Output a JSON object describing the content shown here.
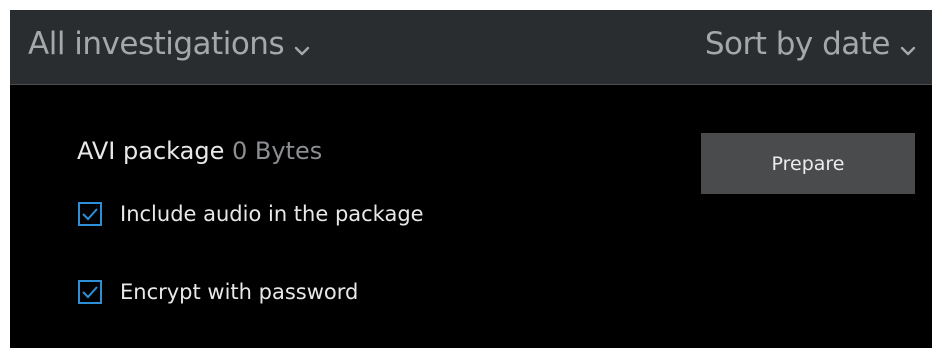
{
  "header": {
    "filter_label": "All investigations",
    "sort_label": "Sort by date"
  },
  "package": {
    "title": "AVI package",
    "size": "0 Bytes",
    "prepare_label": "Prepare"
  },
  "options": [
    {
      "label": "Include audio in the package",
      "checked": true
    },
    {
      "label": "Encrypt with password",
      "checked": true
    }
  ],
  "colors": {
    "header_bg": "#2a2d30",
    "panel_bg": "#000000",
    "checkbox_accent": "#2f8fd6",
    "button_bg": "#4a4b4c",
    "muted_text": "#8c8f92"
  },
  "icons": {
    "dropdown": "chevron-down-icon",
    "checkbox": "checkmark-icon"
  }
}
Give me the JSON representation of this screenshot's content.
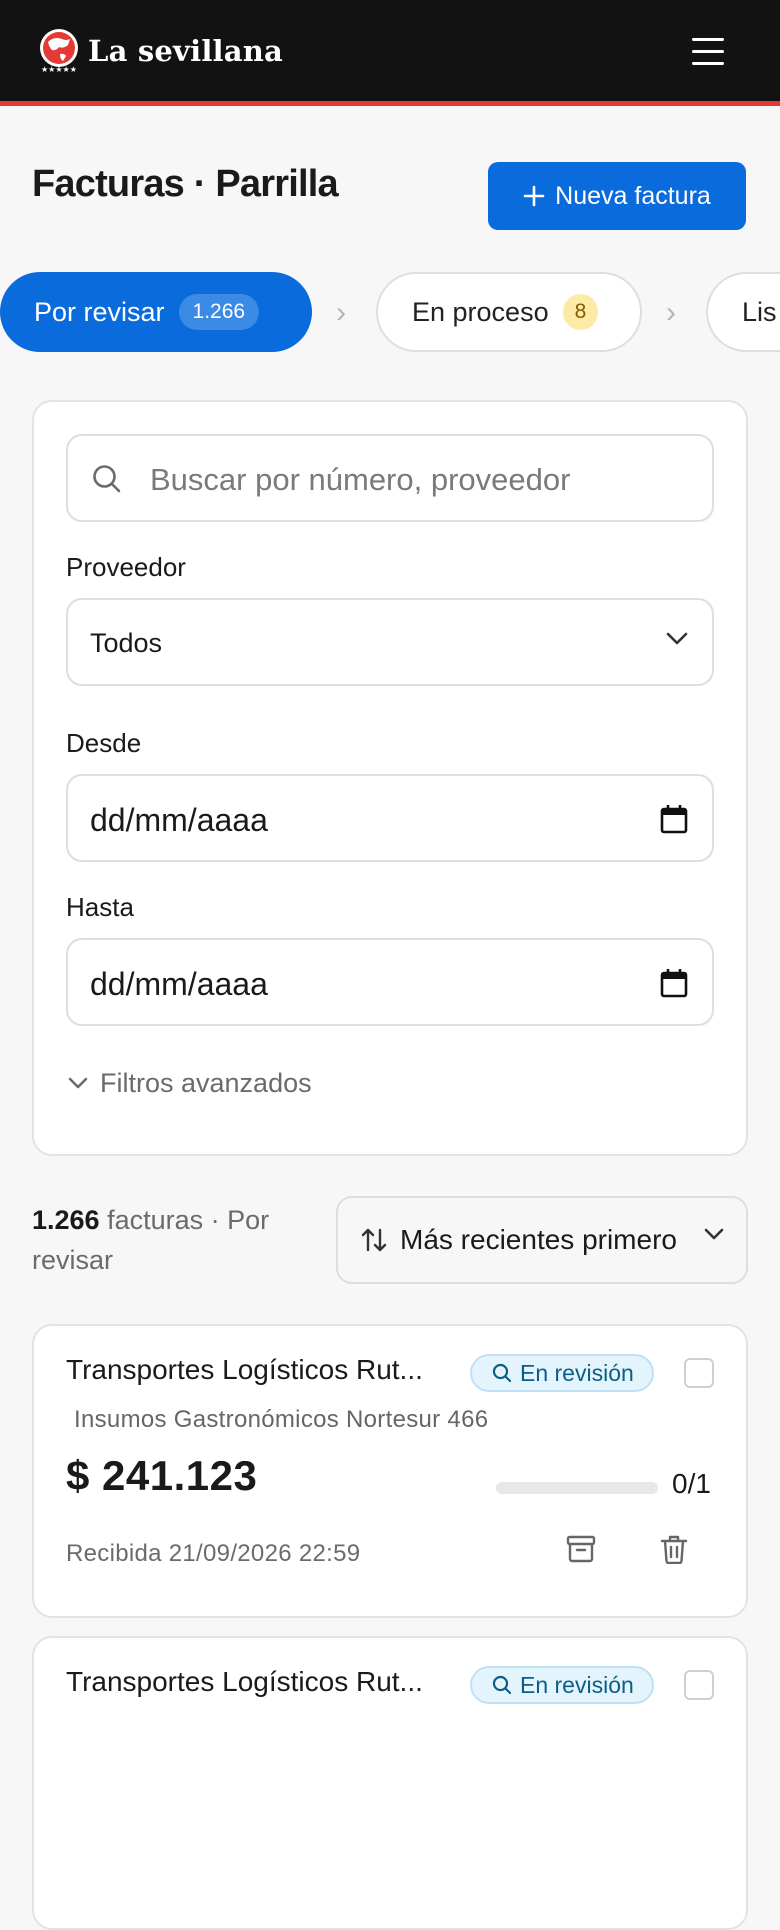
{
  "header": {
    "brand": "La sevillana",
    "logo_icon": "globe-logo-icon",
    "menu_icon": "hamburger-menu-icon"
  },
  "page": {
    "title": "Facturas · Parrilla",
    "new_button": "Nueva factura"
  },
  "tabs": [
    {
      "label": "Por revisar",
      "count": "1.266",
      "active": true
    },
    {
      "label": "En proceso",
      "count": "8",
      "active": false
    },
    {
      "label": "Lis",
      "active": false
    }
  ],
  "filters": {
    "search_placeholder": "Buscar por número, proveedor",
    "provider_label": "Proveedor",
    "provider_value": "Todos",
    "from_label": "Desde",
    "from_value": "dd/mm/aaaa",
    "to_label": "Hasta",
    "to_value": "dd/mm/aaaa",
    "advanced_label": "Filtros avanzados"
  },
  "results": {
    "count": "1.266",
    "suffix": "facturas · Por revisar",
    "sort_label": "Más recientes primero"
  },
  "invoices": [
    {
      "title": "Transportes Logísticos Rut...",
      "status": "En revisión",
      "subtitle": "Insumos Gastronómicos Nortesur 466",
      "amount": "$ 241.123",
      "progress_label": "0/1",
      "progress_fraction": 0,
      "received": "Recibida 21/09/2026 22:59"
    },
    {
      "title": "Transportes Logísticos Rut...",
      "status": "En revisión"
    }
  ],
  "colors": {
    "primary": "#0a6bdc",
    "header_bg": "#121212",
    "header_accent": "#e53935",
    "status_bg": "#e4f4fd"
  }
}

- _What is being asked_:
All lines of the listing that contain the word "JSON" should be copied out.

- _Result of this task_:
Output a JSON object describing the content shown here.
Give me the JSON representation of this screenshot's content.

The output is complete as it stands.